-- Exercise objective --
Which of the lines in the data below contain the string "Kumar"? Copy each of them.

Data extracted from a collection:
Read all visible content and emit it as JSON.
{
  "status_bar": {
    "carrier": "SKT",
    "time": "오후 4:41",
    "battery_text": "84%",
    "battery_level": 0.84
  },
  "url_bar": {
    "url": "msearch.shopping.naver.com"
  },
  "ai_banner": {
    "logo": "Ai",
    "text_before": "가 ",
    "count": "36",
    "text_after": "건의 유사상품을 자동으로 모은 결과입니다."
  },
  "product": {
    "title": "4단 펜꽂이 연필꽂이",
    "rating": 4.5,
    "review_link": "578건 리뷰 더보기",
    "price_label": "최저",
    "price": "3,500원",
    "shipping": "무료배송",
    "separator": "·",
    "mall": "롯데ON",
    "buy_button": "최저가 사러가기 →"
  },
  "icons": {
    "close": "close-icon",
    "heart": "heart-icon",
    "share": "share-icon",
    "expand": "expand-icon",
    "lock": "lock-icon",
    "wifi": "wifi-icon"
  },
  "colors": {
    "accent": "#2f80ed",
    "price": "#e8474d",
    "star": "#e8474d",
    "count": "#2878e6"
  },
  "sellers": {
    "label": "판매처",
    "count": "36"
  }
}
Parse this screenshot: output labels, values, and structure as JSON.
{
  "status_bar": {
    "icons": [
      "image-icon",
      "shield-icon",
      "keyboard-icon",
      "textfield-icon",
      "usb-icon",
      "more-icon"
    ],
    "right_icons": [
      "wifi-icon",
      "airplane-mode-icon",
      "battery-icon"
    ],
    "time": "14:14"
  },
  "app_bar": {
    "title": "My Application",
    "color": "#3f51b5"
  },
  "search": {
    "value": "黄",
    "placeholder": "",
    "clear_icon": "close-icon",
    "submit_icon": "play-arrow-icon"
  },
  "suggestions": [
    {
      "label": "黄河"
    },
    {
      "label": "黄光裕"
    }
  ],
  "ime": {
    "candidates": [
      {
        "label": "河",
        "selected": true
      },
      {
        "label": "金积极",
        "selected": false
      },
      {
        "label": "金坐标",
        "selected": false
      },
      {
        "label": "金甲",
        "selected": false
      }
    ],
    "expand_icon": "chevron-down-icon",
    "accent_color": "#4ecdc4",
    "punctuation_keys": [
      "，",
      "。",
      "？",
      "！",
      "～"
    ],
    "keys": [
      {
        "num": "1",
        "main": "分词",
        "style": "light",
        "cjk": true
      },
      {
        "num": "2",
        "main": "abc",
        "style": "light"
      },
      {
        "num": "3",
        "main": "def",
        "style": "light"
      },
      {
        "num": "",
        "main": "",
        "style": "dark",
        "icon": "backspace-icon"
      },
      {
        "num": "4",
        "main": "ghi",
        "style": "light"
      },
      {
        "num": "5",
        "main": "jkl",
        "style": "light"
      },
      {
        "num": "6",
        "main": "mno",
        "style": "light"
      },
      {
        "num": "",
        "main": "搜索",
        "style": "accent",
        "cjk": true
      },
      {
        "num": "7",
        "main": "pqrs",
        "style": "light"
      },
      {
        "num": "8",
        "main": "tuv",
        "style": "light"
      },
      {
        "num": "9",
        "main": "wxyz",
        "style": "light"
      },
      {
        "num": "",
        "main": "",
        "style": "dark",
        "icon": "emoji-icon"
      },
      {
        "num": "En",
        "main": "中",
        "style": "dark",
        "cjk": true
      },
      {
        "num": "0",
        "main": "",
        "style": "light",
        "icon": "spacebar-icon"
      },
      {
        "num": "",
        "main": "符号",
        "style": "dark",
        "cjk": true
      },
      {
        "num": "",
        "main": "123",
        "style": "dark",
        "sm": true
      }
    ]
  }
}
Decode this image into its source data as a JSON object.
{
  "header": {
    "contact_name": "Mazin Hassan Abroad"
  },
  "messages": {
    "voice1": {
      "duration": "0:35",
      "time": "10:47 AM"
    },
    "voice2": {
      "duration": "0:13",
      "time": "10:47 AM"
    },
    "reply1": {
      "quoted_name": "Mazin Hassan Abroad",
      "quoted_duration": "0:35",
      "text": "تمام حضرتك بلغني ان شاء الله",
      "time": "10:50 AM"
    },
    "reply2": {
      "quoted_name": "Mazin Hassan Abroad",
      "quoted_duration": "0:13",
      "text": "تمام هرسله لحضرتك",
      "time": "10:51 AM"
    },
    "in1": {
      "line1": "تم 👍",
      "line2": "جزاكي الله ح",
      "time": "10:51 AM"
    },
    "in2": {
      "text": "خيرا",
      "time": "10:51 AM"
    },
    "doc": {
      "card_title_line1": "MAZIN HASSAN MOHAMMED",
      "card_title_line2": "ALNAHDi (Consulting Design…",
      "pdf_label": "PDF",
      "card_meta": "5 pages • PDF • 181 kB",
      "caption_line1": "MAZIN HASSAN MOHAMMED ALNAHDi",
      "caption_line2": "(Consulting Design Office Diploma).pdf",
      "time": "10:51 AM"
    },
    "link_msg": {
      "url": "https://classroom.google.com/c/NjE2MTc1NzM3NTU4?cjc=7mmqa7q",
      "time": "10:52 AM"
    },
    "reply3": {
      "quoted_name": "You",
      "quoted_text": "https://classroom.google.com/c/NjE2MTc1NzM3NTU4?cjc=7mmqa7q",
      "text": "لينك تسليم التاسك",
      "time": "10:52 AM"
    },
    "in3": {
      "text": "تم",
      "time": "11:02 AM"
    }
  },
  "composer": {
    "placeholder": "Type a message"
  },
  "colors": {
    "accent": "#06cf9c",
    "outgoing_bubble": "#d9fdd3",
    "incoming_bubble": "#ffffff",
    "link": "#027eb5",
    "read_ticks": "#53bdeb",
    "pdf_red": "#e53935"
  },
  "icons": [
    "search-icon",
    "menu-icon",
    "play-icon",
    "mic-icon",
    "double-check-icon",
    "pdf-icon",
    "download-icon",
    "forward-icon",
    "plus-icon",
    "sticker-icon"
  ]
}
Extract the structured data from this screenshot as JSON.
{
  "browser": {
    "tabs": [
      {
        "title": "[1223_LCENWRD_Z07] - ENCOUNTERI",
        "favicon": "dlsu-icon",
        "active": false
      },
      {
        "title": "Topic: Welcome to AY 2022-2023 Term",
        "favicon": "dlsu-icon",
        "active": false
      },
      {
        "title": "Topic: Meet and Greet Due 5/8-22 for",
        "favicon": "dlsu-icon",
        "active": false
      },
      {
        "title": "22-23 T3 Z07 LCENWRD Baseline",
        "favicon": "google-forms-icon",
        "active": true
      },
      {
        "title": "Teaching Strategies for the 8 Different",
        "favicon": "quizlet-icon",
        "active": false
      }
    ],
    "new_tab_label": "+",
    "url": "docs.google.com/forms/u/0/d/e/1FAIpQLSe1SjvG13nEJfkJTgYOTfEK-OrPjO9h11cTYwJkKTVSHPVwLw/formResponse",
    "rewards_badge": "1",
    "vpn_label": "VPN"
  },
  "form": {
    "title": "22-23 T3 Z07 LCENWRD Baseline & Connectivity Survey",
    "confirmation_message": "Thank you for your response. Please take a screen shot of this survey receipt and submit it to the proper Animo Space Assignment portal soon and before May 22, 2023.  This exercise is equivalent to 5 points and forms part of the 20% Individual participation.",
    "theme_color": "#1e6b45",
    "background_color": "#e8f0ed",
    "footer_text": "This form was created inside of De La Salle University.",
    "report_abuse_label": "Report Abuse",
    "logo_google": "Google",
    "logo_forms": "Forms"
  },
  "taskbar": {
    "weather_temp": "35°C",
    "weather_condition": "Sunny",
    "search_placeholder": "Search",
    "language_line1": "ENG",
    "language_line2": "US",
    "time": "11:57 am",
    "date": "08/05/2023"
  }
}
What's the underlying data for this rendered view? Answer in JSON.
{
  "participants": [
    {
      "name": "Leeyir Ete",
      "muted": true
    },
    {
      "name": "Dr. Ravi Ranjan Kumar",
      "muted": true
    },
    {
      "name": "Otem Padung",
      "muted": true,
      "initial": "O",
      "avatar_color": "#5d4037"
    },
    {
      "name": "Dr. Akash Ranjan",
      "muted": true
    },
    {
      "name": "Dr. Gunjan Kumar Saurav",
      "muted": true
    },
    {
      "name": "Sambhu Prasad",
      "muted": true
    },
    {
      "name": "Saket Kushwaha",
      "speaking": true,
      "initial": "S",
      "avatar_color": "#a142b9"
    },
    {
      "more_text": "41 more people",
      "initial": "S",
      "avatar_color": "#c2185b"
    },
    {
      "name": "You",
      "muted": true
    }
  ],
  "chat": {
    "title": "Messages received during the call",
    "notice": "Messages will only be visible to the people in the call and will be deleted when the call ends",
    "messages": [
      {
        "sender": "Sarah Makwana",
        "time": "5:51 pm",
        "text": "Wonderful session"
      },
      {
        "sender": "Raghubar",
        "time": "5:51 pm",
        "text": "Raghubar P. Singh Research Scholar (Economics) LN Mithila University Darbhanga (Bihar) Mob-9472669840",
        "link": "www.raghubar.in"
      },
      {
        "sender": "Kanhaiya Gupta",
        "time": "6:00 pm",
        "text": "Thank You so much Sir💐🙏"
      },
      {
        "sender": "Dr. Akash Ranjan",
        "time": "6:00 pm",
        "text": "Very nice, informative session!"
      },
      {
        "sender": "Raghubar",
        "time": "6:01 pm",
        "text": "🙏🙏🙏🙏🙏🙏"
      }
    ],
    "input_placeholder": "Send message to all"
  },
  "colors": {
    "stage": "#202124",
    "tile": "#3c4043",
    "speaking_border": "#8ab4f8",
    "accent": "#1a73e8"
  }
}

-- Written answer --
      "name": "Dr. Ravi Ranjan Kumar",
      "name": "Dr. Gunjan Kumar Saurav",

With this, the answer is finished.